He said the City of Culture competition was one of the UK’s ‘crown jewels’ that had the potential to regenerate and transform a city.
The Minister said that Sunderland had been a ‘great shipbuilding city,’ and had since reinvented itself with developments such as the National Glass Centre, the Northern Gallery for Contemporary Art and Sunderland Museum and Winter Gardens.
“Sunderland has always been a place that has shown cultural leadership,” he said. “In common with some of the other City of Culture cities, Sunderland has needed to reinvent itself and in this context has used arts and culture to forge a new identity. Looking forward it is absolutely clear that there is a clear cultural vision for Sunderland including the new MAC quarter and the restoration of significant heritage sites like Hylton Castle and Roker Pier.

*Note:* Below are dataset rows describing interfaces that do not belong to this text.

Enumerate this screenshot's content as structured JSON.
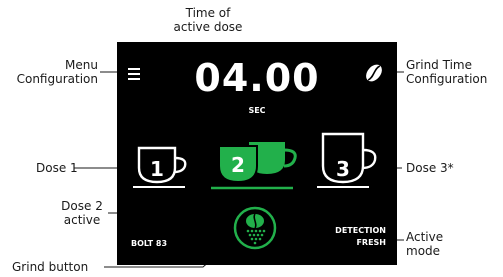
{
  "annotations": {
    "time_of_active_dose": "Time of\nactive dose",
    "menu_configuration": "Menu\nConfiguration",
    "grind_time_configuration": "Grind Time\nConfiguration",
    "dose_1": "Dose 1",
    "dose_2_active": "Dose 2\nactive",
    "dose_3": "Dose 3*",
    "active_mode": "Active\nmode",
    "grind_button": "Grind button"
  },
  "screen": {
    "dose_time": "04.00",
    "dose_unit": "SEC",
    "doses": [
      {
        "number": "1",
        "active": false
      },
      {
        "number": "2",
        "active": true
      },
      {
        "number": "3",
        "active": false
      }
    ],
    "grinder_name": "BOLT 83",
    "mode_line1": "DETECTION",
    "mode_line2": "FRESH"
  },
  "icons": {
    "menu": "hamburger-menu-icon",
    "grind_time": "coffee-bean-icon",
    "grind_button": "grind-button-icon"
  },
  "colors": {
    "screen_background": "#000000",
    "active_accent": "#22b04b",
    "text_on_screen": "#ffffff",
    "annotation_text": "#1a1a1a",
    "leader_line": "#1a1a1a"
  }
}
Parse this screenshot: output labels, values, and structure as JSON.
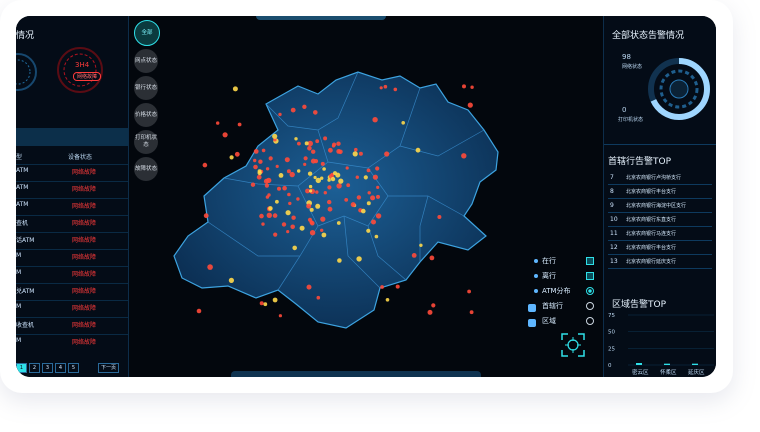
{
  "left": {
    "title": "情况",
    "gauge_left_value": "",
    "gauge_right_value": "3H4",
    "gauge_right_label": "网络故障",
    "section_bar": "",
    "col1": "型",
    "col2": "设备状态",
    "rows": [
      {
        "type": "ATM",
        "status": "网络故障"
      },
      {
        "type": "ATM",
        "status": "网络故障"
      },
      {
        "type": "ATM",
        "status": "网络故障"
      },
      {
        "type": "查机",
        "status": "网络故障"
      },
      {
        "type": "话ATM",
        "status": "网络故障"
      },
      {
        "type": "M",
        "status": "网络故障"
      },
      {
        "type": "M",
        "status": "网络故障"
      },
      {
        "type": "兑ATM",
        "status": "网络故障"
      },
      {
        "type": "M",
        "status": "网络故障"
      },
      {
        "type": "收查机",
        "status": "网络故障"
      },
      {
        "type": "M",
        "status": "网络故障"
      }
    ],
    "pages": [
      "1",
      "2",
      "3",
      "4",
      "5"
    ],
    "next": "下一页"
  },
  "tabs": [
    {
      "label": "全部",
      "active": true
    },
    {
      "label": "网点状态"
    },
    {
      "label": "银行状态"
    },
    {
      "label": "价格状态"
    },
    {
      "label": "打印机状态"
    },
    {
      "label": "故障状态"
    }
  ],
  "legend": [
    {
      "label": "在行",
      "icon": "dot-icon",
      "control": "checkbox"
    },
    {
      "label": "离行",
      "icon": "dot-icon",
      "control": "checkbox"
    },
    {
      "label": "ATM分布",
      "icon": "dot-icon",
      "control": "radio-on"
    },
    {
      "label": "首辖行",
      "icon": "bank-icon",
      "control": "radio"
    },
    {
      "label": "区域",
      "icon": "cloud-icon",
      "control": "radio"
    }
  ],
  "right": {
    "title": "全部状态告警情况",
    "stat1_value": "98",
    "stat1_label": "网络状态",
    "stat2_value": "0",
    "stat2_label": "打印机状态",
    "top_title": "首辖行告警TOP",
    "top_rows": [
      {
        "rank": "7",
        "name": "北京农商银行卢沟桥支行"
      },
      {
        "rank": "8",
        "name": "北京农商银行丰台支行"
      },
      {
        "rank": "9",
        "name": "北京农商银行海淀中区支行"
      },
      {
        "rank": "10",
        "name": "北京农商银行东直支行"
      },
      {
        "rank": "11",
        "name": "北京农商银行马连支行"
      },
      {
        "rank": "12",
        "name": "北京农商银行丰台支行"
      },
      {
        "rank": "13",
        "name": "北京农商银行延庆支行"
      }
    ],
    "area_title": "区域告警TOP",
    "chart_data": {
      "type": "bar",
      "title": "区域告警TOP",
      "y_ticks": [
        "75",
        "50",
        "25",
        "0"
      ],
      "ylim": [
        0,
        75
      ],
      "categories": [
        "密云区",
        "怀柔区",
        "延庆区"
      ],
      "values": [
        3,
        2,
        2
      ]
    }
  },
  "colors": {
    "accent": "#2fe0e8",
    "alarm": "#ff3b3b",
    "map": "#0f3b66"
  }
}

In common with the other shortlisted areas, Sunderland has the heritage, vision, infrastructure and cultural leadership to be the next City of Culture.”
He concluded by wishing the city the best of luck in its bid.
City of Culture judges visited the city earlier in November before a panel from the bid team makes a final presentation to the judges in Hull early next month. Our bid is being considered alongside others from Coventry, Paisley, Swansea and Stoke. A decision is expected soon after the December presentations.
Rebecca Ball, Director of Sunderland 2021, said: “We’re very grateful to Julie Elliott for raising the profile of our bid through the Parliamentary debate. As Wearside MPs, Julie, Sharon and Bridget have been very supportive throughout the bidding process.”
See more on the debate here
Watch the full thing here